PROMPT => Look through the entries below. Report each line that has the word "Editor" in it.

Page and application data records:
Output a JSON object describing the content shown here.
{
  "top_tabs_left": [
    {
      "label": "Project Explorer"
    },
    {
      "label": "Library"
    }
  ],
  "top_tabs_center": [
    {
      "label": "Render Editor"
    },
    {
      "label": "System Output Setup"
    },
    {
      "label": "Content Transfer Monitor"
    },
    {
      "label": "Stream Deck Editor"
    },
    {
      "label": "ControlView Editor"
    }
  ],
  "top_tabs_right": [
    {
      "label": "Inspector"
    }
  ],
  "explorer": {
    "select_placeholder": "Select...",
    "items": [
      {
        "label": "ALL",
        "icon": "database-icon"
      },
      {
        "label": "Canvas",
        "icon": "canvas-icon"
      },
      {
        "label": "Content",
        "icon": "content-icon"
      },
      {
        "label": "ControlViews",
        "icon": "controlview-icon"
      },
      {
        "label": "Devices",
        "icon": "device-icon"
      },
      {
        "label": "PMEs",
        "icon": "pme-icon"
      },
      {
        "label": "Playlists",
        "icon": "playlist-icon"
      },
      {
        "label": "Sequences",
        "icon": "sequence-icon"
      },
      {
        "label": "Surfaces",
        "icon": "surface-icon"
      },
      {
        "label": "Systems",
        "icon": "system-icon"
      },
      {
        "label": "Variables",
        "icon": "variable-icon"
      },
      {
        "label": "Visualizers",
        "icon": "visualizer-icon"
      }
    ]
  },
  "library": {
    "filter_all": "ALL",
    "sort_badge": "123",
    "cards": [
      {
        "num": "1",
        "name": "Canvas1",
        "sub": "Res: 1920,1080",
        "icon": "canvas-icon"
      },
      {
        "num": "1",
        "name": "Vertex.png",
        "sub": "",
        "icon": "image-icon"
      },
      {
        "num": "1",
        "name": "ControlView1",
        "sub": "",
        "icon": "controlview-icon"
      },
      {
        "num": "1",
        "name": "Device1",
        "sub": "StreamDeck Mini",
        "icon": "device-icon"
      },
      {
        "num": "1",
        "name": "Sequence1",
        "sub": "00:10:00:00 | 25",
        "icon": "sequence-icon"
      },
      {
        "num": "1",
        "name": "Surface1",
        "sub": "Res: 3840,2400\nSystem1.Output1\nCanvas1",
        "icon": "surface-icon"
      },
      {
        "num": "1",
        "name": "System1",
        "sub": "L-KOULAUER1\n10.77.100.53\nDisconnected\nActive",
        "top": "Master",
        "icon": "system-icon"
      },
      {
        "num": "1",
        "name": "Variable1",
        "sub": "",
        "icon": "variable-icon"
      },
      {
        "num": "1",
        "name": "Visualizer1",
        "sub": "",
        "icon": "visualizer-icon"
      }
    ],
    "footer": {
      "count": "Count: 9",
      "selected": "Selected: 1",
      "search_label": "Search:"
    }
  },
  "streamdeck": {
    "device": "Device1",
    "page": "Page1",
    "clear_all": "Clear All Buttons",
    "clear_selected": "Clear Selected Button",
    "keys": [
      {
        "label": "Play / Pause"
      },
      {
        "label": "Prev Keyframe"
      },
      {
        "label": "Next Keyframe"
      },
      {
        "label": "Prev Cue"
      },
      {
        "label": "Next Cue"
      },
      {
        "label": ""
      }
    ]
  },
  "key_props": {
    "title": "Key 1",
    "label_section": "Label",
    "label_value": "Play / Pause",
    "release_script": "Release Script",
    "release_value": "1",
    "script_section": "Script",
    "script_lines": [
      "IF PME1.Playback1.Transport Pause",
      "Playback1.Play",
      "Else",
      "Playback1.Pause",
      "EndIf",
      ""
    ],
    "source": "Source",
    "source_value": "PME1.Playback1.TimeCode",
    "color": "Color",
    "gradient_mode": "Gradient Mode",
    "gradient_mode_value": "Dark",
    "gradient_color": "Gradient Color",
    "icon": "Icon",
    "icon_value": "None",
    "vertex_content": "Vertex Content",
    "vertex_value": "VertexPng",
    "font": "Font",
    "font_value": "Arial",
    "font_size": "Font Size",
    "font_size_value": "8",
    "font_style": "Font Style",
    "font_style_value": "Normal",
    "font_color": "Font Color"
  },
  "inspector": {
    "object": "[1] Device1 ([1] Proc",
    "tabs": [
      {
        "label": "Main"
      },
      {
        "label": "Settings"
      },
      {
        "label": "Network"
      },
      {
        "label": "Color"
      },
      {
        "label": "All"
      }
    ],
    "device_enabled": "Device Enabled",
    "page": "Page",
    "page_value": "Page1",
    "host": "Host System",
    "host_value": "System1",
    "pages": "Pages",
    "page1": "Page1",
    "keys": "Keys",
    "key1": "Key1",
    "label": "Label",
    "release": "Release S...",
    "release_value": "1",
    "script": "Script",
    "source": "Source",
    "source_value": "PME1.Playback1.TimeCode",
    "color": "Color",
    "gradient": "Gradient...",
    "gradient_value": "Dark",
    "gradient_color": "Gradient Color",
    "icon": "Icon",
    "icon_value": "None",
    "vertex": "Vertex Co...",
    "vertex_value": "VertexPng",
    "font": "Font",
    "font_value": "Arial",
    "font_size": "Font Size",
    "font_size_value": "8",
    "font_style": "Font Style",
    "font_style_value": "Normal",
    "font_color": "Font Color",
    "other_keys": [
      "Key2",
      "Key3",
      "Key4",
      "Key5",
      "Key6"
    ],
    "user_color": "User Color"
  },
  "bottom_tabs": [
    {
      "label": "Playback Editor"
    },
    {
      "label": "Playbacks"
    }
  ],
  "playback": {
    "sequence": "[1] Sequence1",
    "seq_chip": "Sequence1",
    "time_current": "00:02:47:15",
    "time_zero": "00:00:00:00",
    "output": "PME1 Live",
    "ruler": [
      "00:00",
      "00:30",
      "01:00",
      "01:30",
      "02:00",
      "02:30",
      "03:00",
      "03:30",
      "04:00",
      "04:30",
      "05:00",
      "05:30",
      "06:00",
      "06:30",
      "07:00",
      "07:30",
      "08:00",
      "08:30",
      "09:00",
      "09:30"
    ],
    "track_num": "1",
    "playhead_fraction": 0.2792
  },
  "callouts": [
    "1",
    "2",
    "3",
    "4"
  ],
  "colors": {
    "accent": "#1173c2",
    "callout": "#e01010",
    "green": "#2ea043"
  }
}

RESPONSE AREA =>
      "label": "Render Editor"
      "label": "Stream Deck Editor"
      "label": "ControlView Editor"
      "label": "Playback Editor"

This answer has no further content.